(Dataset items)
+++++

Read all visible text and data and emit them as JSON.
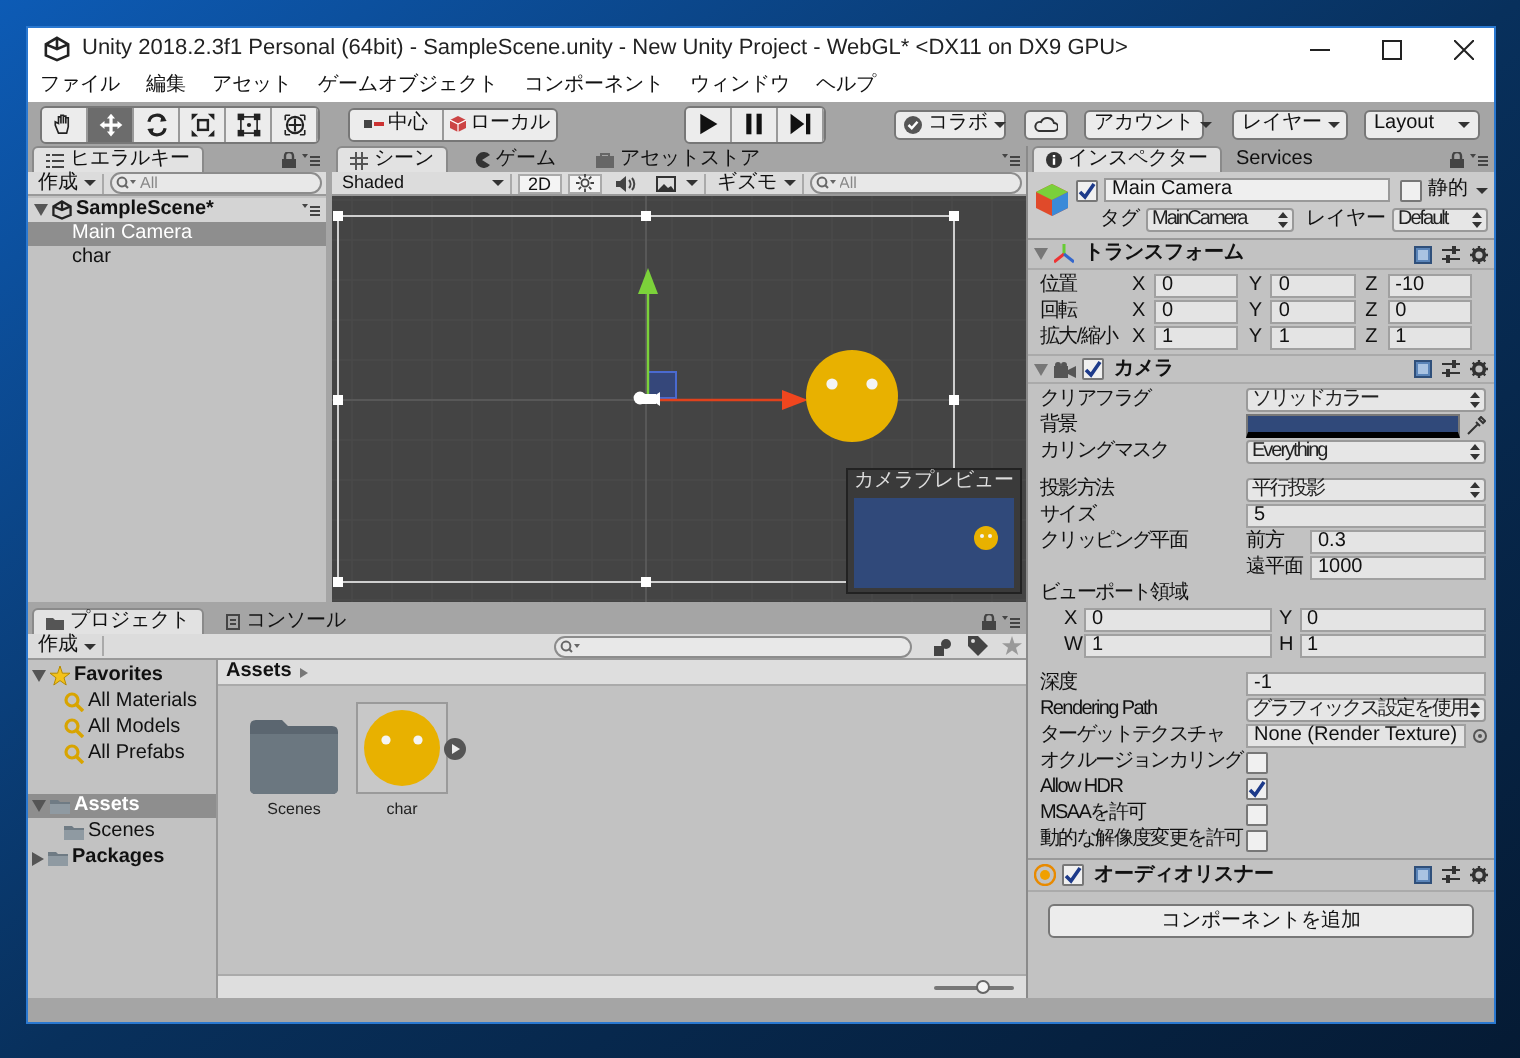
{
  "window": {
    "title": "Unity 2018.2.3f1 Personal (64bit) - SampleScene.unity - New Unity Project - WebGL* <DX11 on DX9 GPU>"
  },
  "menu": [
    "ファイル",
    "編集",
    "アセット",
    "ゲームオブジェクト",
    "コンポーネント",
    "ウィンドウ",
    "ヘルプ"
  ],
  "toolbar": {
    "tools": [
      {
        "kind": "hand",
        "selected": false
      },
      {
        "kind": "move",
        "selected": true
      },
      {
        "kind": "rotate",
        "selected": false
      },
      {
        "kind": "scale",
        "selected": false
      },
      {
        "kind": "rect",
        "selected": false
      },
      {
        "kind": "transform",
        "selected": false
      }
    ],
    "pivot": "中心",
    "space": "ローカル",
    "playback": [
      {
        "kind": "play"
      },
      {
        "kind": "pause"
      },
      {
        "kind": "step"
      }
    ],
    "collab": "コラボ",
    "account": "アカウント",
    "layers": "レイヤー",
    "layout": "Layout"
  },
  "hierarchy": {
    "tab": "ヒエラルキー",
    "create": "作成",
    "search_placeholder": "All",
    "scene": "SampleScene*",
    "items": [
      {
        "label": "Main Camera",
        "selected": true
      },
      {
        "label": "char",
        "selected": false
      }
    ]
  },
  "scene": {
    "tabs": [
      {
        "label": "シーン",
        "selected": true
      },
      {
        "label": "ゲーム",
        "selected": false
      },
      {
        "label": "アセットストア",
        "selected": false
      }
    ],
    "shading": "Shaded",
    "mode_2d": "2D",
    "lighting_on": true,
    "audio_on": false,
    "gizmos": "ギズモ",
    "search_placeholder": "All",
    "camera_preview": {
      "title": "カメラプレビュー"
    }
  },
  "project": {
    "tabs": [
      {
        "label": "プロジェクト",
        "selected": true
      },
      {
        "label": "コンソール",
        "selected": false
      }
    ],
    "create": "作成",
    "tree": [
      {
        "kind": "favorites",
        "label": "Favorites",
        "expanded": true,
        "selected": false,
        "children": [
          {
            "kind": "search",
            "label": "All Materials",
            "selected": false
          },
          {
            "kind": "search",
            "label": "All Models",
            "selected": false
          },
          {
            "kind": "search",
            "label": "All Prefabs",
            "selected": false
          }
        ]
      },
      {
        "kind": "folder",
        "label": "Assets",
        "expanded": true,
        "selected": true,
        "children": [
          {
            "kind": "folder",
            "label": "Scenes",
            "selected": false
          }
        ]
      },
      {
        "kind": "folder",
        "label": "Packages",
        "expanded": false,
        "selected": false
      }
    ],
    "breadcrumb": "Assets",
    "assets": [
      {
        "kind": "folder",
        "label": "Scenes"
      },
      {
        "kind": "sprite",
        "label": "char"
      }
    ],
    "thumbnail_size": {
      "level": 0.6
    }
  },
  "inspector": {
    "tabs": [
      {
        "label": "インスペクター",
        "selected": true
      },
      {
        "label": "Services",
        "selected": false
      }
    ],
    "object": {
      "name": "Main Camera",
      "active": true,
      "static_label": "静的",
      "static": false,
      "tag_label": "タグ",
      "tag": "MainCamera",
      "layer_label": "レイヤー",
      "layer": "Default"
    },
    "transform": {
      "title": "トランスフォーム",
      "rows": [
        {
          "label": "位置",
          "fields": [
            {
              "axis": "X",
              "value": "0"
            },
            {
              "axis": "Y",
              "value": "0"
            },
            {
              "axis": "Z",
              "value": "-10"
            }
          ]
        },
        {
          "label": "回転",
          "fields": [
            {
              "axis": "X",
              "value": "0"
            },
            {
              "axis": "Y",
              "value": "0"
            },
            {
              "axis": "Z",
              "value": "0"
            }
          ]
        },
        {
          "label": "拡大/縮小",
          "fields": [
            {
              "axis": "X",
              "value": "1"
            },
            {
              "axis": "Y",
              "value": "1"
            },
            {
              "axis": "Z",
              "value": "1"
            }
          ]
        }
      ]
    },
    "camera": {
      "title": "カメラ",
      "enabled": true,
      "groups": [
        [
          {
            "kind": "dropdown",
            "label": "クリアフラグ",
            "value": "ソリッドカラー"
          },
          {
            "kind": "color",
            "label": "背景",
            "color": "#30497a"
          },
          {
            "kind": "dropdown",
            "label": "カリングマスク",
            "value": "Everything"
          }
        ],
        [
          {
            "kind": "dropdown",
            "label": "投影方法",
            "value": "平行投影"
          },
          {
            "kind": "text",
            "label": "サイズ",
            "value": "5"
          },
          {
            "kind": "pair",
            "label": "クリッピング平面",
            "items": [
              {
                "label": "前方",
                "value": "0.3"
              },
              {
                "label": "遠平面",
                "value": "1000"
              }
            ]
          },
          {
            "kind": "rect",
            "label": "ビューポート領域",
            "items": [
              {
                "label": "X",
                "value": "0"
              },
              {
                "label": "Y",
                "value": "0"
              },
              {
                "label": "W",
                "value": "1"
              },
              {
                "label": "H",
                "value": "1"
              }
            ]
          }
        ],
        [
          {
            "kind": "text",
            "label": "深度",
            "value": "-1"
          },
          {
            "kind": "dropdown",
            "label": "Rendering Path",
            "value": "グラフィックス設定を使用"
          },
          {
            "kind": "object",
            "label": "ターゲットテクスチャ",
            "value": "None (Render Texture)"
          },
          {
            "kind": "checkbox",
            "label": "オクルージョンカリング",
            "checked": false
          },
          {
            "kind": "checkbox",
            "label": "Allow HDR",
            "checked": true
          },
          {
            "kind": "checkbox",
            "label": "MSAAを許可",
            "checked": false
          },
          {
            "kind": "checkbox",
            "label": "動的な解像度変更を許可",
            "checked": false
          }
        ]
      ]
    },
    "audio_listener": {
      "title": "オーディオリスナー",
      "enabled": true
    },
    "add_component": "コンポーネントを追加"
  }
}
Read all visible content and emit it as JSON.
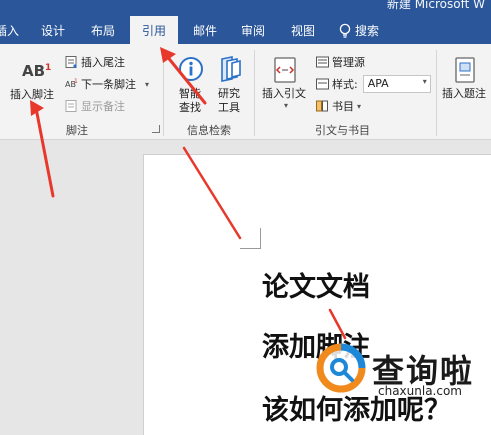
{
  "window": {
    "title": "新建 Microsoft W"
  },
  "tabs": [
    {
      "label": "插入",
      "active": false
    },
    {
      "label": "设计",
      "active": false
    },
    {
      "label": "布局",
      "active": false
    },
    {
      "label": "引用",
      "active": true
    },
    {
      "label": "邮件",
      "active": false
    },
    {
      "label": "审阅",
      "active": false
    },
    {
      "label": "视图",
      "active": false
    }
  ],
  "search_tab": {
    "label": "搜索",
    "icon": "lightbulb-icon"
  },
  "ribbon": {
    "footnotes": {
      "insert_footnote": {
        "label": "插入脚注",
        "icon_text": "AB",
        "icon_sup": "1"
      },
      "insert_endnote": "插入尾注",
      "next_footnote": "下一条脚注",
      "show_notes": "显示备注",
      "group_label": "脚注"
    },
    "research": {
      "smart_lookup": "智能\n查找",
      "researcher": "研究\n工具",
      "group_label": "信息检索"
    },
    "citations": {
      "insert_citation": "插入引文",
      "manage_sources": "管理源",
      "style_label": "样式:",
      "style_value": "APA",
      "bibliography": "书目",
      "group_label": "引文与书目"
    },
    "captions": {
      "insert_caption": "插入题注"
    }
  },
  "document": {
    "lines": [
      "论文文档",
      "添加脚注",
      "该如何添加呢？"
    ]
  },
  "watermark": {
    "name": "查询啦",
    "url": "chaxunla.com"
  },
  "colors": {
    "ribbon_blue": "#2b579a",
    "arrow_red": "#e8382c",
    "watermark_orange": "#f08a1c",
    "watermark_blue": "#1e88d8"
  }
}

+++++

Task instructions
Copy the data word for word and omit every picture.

Expected output
Read all visible text and data and emit them as JSON.
{
  "window": {
    "title": "Unity 2018.2.3f1 Personal (64bit) - SampleScene.unity - New Unity Project - WebGL* <DX11 on DX9 GPU>"
  },
  "menu": [
    "ファイル",
    "編集",
    "アセット",
    "ゲームオブジェクト",
    "コンポーネント",
    "ウィンドウ",
    "ヘルプ"
  ],
  "toolbar": {
    "tools": [
      {
        "kind": "hand",
        "selected": false
      },
      {
        "kind": "move",
        "selected": true
      },
      {
        "kind": "rotate",
        "selected": false
      },
      {
        "kind": "scale",
        "selected": false
      },
      {
        "kind": "rect",
        "selected": false
      },
      {
        "kind": "transform",
        "selected": false
      }
    ],
    "pivot": "中心",
    "space": "ローカル",
    "playback": [
      {
        "kind": "play"
      },
      {
        "kind": "pause"
      },
      {
        "kind": "step"
      }
    ],
    "collab": "コラボ",
    "account": "アカウント",
    "layers": "レイヤー",
    "layout": "Layout"
  },
  "hierarchy": {
    "tab": "ヒエラルキー",
    "create": "作成",
    "search_placeholder": "All",
    "scene": "SampleScene*",
    "items": [
      {
        "label": "Main Camera",
        "selected": true
      },
      {
        "label": "char",
        "selected": false
      }
    ]
  },
  "scene": {
    "tabs": [
      {
        "label": "シーン",
        "selected": true
      },
      {
        "label": "ゲーム",
        "selected": false
      },
      {
        "label": "アセットストア",
        "selected": false
      }
    ],
    "shading": "Shaded",
    "mode_2d": "2D",
    "lighting_on": true,
    "audio_on": false,
    "gizmos": "ギズモ",
    "search_placeholder": "All",
    "camera_preview": {
      "title": "カメラプレビュー"
    }
  },
  "project": {
    "tabs": [
      {
        "label": "プロジェクト",
        "selected": true
      },
      {
        "label": "コンソール",
        "selected": false
      }
    ],
    "create": "作成",
    "tree": [
      {
        "kind": "favorites",
        "label": "Favorites",
        "expanded": true,
        "selected": false,
        "children": [
          {
            "kind": "search",
            "label": "All Materials",
            "selected": false
          },
          {
            "kind": "search",
            "label": "All Models",
            "selected": false
          },
          {
            "kind": "search",
            "label": "All Prefabs",
            "selected": false
          }
        ]
      },
      {
        "kind": "folder",
        "label": "Assets",
        "expanded": true,
        "selected": true,
        "children": [
          {
            "kind": "folder",
            "label": "Scenes",
            "selected": false
          }
        ]
      },
      {
        "kind": "folder",
        "label": "Packages",
        "expanded": false,
        "selected": false
      }
    ],
    "breadcrumb": "Assets",
    "assets": [
      {
        "kind": "folder",
        "label": "Scenes"
      },
      {
        "kind": "sprite",
        "label": "char"
      }
    ],
    "thumbnail_size": {
      "level": 0.6
    }
  },
  "inspector": {
    "tabs": [
      {
        "label": "インスペクター",
        "selected": true
      },
      {
        "label": "Services",
        "selected": false
      }
    ],
    "object": {
      "name": "Main Camera",
      "active": true,
      "static_label": "静的",
      "static": false,
      "tag_label": "タグ",
      "tag": "MainCamera",
      "layer_label": "レイヤー",
      "layer": "Default"
    },
    "transform": {
      "title": "トランスフォーム",
      "rows": [
        {
          "label": "位置",
          "fields": [
            {
              "axis": "X",
              "value": "0"
            },
            {
              "axis": "Y",
              "value": "0"
            },
            {
              "axis": "Z",
              "value": "-10"
            }
          ]
        },
        {
          "label": "回転",
          "fields": [
            {
              "axis": "X",
              "value": "0"
            },
            {
              "axis": "Y",
              "value": "0"
            },
            {
              "axis": "Z",
              "value": "0"
            }
          ]
        },
        {
          "label": "拡大/縮小",
          "fields": [
            {
              "axis": "X",
              "value": "1"
            },
            {
              "axis": "Y",
              "value": "1"
            },
            {
              "axis": "Z",
              "value": "1"
            }
          ]
        }
      ]
    },
    "camera": {
      "title": "カメラ",
      "enabled": true,
      "groups": [
        [
          {
            "kind": "dropdown",
            "label": "クリアフラグ",
            "value": "ソリッドカラー"
          },
          {
            "kind": "color",
            "label": "背景",
            "color": "#30497a"
          },
          {
            "kind": "dropdown",
            "label": "カリングマスク",
            "value": "Everything"
          }
        ],
        [
          {
            "kind": "dropdown",
            "label": "投影方法",
            "value": "平行投影"
          },
          {
            "kind": "text",
            "label": "サイズ",
            "value": "5"
          },
          {
            "kind": "pair",
            "label": "クリッピング平面",
            "items": [
              {
                "label": "前方",
                "value": "0.3"
              },
              {
                "label": "遠平面",
                "value": "1000"
              }
            ]
          },
          {
            "kind": "rect",
            "label": "ビューポート領域",
            "items": [
              {
                "label": "X",
                "value": "0"
              },
              {
                "label": "Y",
                "value": "0"
              },
              {
                "label": "W",
                "value": "1"
              },
              {
                "label": "H",
                "value": "1"
              }
            ]
          }
        ],
        [
          {
            "kind": "text",
            "label": "深度",
            "value": "-1"
          },
          {
            "kind": "dropdown",
            "label": "Rendering Path",
            "value": "グラフィックス設定を使用"
          },
          {
            "kind": "object",
            "label": "ターゲットテクスチャ",
            "value": "None (Render Texture)"
          },
          {
            "kind": "checkbox",
            "label": "オクルージョンカリング",
            "checked": false
          },
          {
            "kind": "checkbox",
            "label": "Allow HDR",
            "checked": true
          },
          {
            "kind": "checkbox",
            "label": "MSAAを許可",
            "checked": false
          },
          {
            "kind": "checkbox",
            "label": "動的な解像度変更を許可",
            "checked": false
          }
        ]
      ]
    },
    "audio_listener": {
      "title": "オーディオリスナー",
      "enabled": true
    },
    "add_component": "コンポーネントを追加"
  }
}
Read all visible content and emit it as JSON.
{
  "window": {
    "title": "新建 Microsoft W"
  },
  "tabs": [
    {
      "label": "插入",
      "active": false
    },
    {
      "label": "设计",
      "active": false
    },
    {
      "label": "布局",
      "active": false
    },
    {
      "label": "引用",
      "active": true
    },
    {
      "label": "邮件",
      "active": false
    },
    {
      "label": "审阅",
      "active": false
    },
    {
      "label": "视图",
      "active": false
    }
  ],
  "search_tab": {
    "label": "搜索",
    "icon": "lightbulb-icon"
  },
  "ribbon": {
    "footnotes": {
      "insert_footnote": {
        "label": "插入脚注",
        "icon_text": "AB",
        "icon_sup": "1"
      },
      "insert_endnote": "插入尾注",
      "next_footnote": "下一条脚注",
      "show_notes": "显示备注",
      "group_label": "脚注"
    },
    "research": {
      "smart_lookup": "智能\n查找",
      "researcher": "研究\n工具",
      "group_label": "信息检索"
    },
    "citations": {
      "insert_citation": "插入引文",
      "manage_sources": "管理源",
      "style_label": "样式:",
      "style_value": "APA",
      "bibliography": "书目",
      "group_label": "引文与书目"
    },
    "captions": {
      "insert_caption": "插入题注"
    }
  },
  "document": {
    "lines": [
      "论文文档",
      "添加脚注",
      "该如何添加呢？"
    ]
  },
  "watermark": {
    "name": "查询啦",
    "url": "chaxunla.com"
  },
  "colors": {
    "ribbon_blue": "#2b579a",
    "arrow_red": "#e8382c",
    "watermark_orange": "#f08a1c",
    "watermark_blue": "#1e88d8"
  }
}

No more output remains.